22 Jan 2019 12:00 pm - 2:00 pm MST
ZOOM video conference: https://zoom.us/j/711610894
The best years of your life are the ones in which you decide your problems are your own. You do not blame them on your mother, the ecology, or the president. You realized that you control your own destiny.
Thinking rationally is often different from “positive thinking,” in that it is a realistic assessment of the situation, with a view towards rectifying the problem if possible. —Albert Ellis
Join us as we go to hell in a handbasket with our basketcase country in tow, as depicted by resident creative writer Mark Jabbour. This conversation, sure to go down in history as a great debate, will revolve around the great divide of an angry country, or the anger than divides a great country.
Reading / Watching / Listening
@Mark_Jabbour has selected a chapter of his book called “Anger and the Road to Hell, May 23, 2016”

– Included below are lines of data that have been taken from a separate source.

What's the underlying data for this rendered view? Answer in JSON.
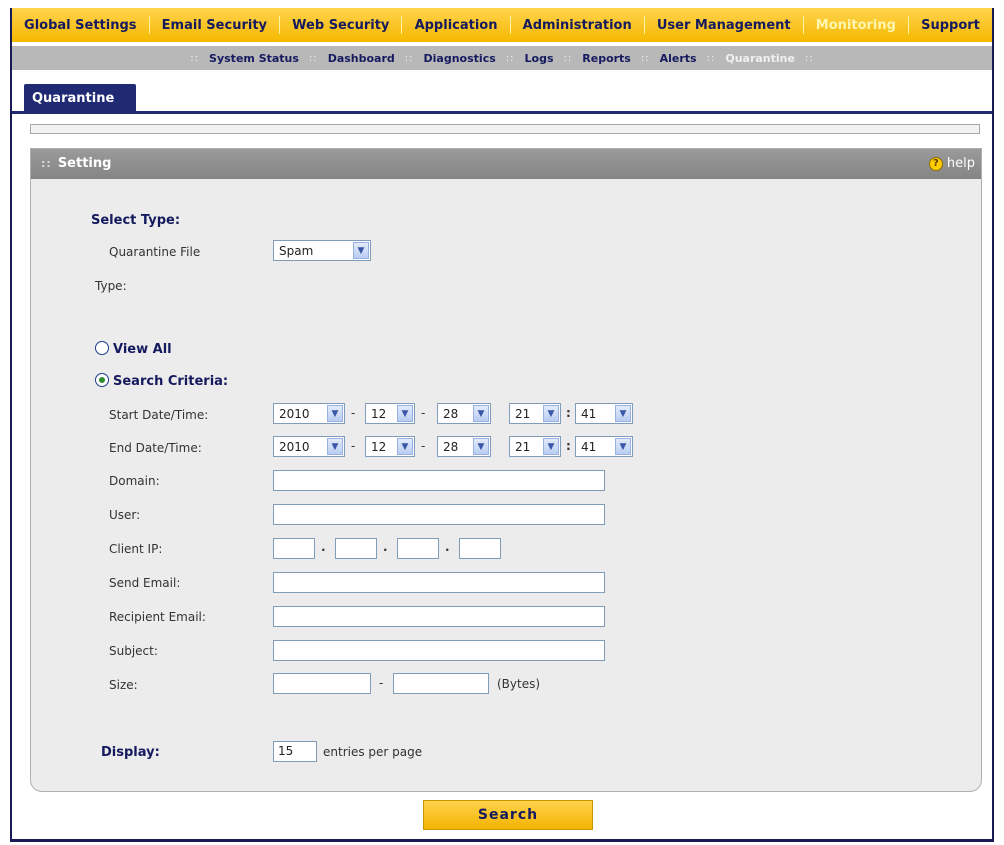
{
  "topnav": {
    "items": [
      "Global Settings",
      "Email Security",
      "Web Security",
      "Application",
      "Administration",
      "User Management",
      "Monitoring",
      "Support"
    ],
    "active": "Monitoring"
  },
  "subnav": {
    "items": [
      "System Status",
      "Dashboard",
      "Diagnostics",
      "Logs",
      "Reports",
      "Alerts",
      "Quarantine"
    ],
    "active": "Quarantine"
  },
  "tab": {
    "label": "Quarantine"
  },
  "panel": {
    "title": "Setting",
    "help_label": "help",
    "help_icon": "question-circle-icon"
  },
  "form": {
    "select_type_label": "Select Type:",
    "quarantine_file_label": "Quarantine File",
    "quarantine_file_value": "Spam",
    "type_label": "Type:",
    "view_all_label": "View All",
    "view_all_selected": false,
    "search_criteria_label": "Search Criteria:",
    "search_criteria_selected": true,
    "start_label": "Start Date/Time:",
    "start": {
      "year": "2010",
      "month": "12",
      "day": "28",
      "hour": "21",
      "minute": "41"
    },
    "end_label": "End Date/Time:",
    "end": {
      "year": "2010",
      "month": "12",
      "day": "28",
      "hour": "21",
      "minute": "41"
    },
    "date_sep": "-",
    "time_sep": ":",
    "ip_sep": ".",
    "domain_label": "Domain:",
    "domain_value": "",
    "user_label": "User:",
    "user_value": "",
    "client_ip_label": "Client IP:",
    "client_ip": [
      "",
      "",
      "",
      ""
    ],
    "send_email_label": "Send Email:",
    "send_email_value": "",
    "recipient_email_label": "Recipient Email:",
    "recipient_email_value": "",
    "subject_label": "Subject:",
    "subject_value": "",
    "size_label": "Size:",
    "size_min": "",
    "size_max": "",
    "size_sep": "-",
    "size_unit": "(Bytes)",
    "display_label": "Display:",
    "display_value": "15",
    "display_suffix": "entries per page"
  },
  "search_button": {
    "label": "Search"
  },
  "colors": {
    "nav_yellow": "#f5b800",
    "nav_text": "#151a5e",
    "tab_blue": "#1f2a72",
    "panel_gray": "#ececec",
    "header_gray": "#858585"
  }
}
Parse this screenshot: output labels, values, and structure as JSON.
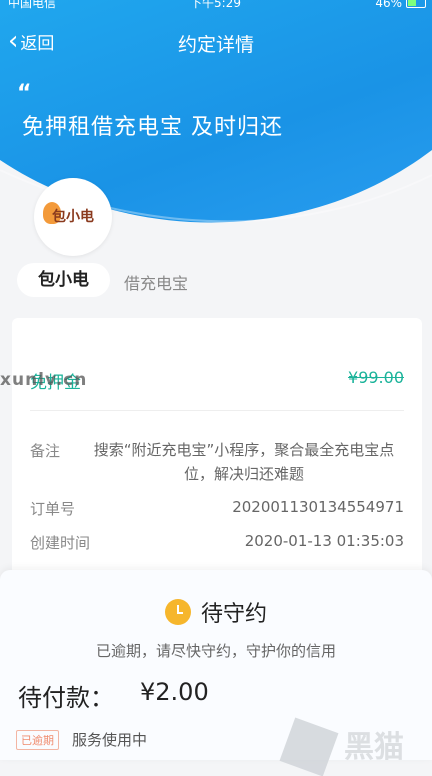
{
  "status_bar": {
    "carrier": "中国电信",
    "time": "下午5:29",
    "battery": "46%"
  },
  "nav": {
    "back_label": "返回",
    "title": "约定详情"
  },
  "hero": {
    "quote": "“",
    "slogan": "免押租借充电宝 及时归还"
  },
  "merchant": {
    "logo_text": "包小电",
    "name": "包小电",
    "category": "借充电宝"
  },
  "order": {
    "deposit_label": "免押金",
    "deposit_price": "¥99.00",
    "note_label": "备注",
    "note_text": "搜索“附近充电宝”小程序，聚合最全充电宝点位，解决归还难题",
    "order_no_label": "订单号",
    "order_no": "202001130134554971",
    "created_label": "创建时间",
    "created_time": "2020-01-13 01:35:03"
  },
  "sheet": {
    "status": "待守约",
    "hint": "已逾期，请尽快守约，守护你的信用",
    "pay_label": "待付款：",
    "pay_amount": "¥2.00",
    "overdue_badge": "已逾期",
    "service_status": "服务使用中"
  },
  "watermark": "xunlv.cn",
  "corner_logo": "黑猫",
  "colors": {
    "primary_blue": "#1a93e6",
    "deposit_green": "#1bb39a",
    "clock_yellow": "#f6b62c",
    "overdue_red": "#f08b6e"
  }
}
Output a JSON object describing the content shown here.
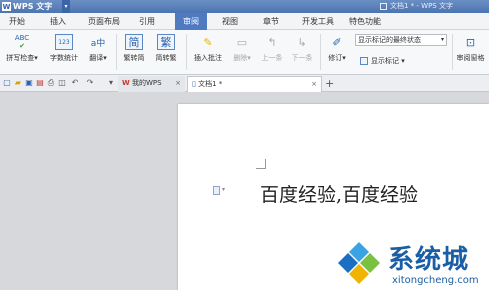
{
  "app": {
    "name": "WPS 文字",
    "window_title": "文档1 * - WPS 文字"
  },
  "menu_tabs": [
    "开始",
    "插入",
    "页面布局",
    "引用",
    "审阅",
    "视图",
    "章节",
    "开发工具",
    "特色功能"
  ],
  "active_tab": "审阅",
  "ribbon": {
    "spellcheck": "拼写检查",
    "word_count": "字数统计",
    "translate": "翻译",
    "trad_to_simp": "繁转简",
    "simp_to_trad": "简转繁",
    "insert_comment": "插入批注",
    "delete": "删除",
    "previous": "上一条",
    "next": "下一条",
    "track_changes": "修订",
    "markup_select": "显示标记的最终状态",
    "show_markup": "显示标记",
    "review_pane": "审阅窗格",
    "abc_label": "ABC",
    "num_label": "123",
    "abc2_label": "ABC"
  },
  "doc_tabs": {
    "my_wps": "我的WPS",
    "doc1": "文档1 *"
  },
  "document": {
    "text": "百度经验,百度经验"
  },
  "watermark": {
    "name": "系统城",
    "url": "xitongcheng.com"
  },
  "colors": {
    "accent": "#4f7ac0",
    "brand": "#1a5ea6"
  }
}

Context, Backstory, and Related topics
– Thoughts on the Elections
– Links to additional reading, viewing, listening
About the book
Election 2016: The Great Divide, The Great Debate is a collection of essays written in real time, reacting to and predicting the emergence of Donald J. Trump as a viable then winning candidate—interrupted periodically by fictional analysis from the author and fictional characters, demonstrating the psychological aspects of the campaign regarding the American psyche. In addition, there are fictional futuristic happenings and speculations about what could happen. There are a number of footnotes, some cite sources, some are explanatory, and some are updates of relevant subject matter. Taken as a whole, it a story about an unprecedented event in American and world history.
From the preface of _Election 2016_:
The great divide seems only to have widened, now fourteen months plus into the Trump administration. There is no bridge, no coming together, and certainly no evolved consciousness. Instead, we (Americans) seem to be on the brink of another civil war, another war between the states. The electorate now appears to be sorting itself out geographically. The internet, specifically the social media, looks to have, rather than connecting people in friendly ways, augmented and exacerbated their differences to the point of not only hostile speech but behavior as well. This election, more so than any other event since that war, begs this question: Who are we? Obviously, that question wasn’t settled then, and remains open today.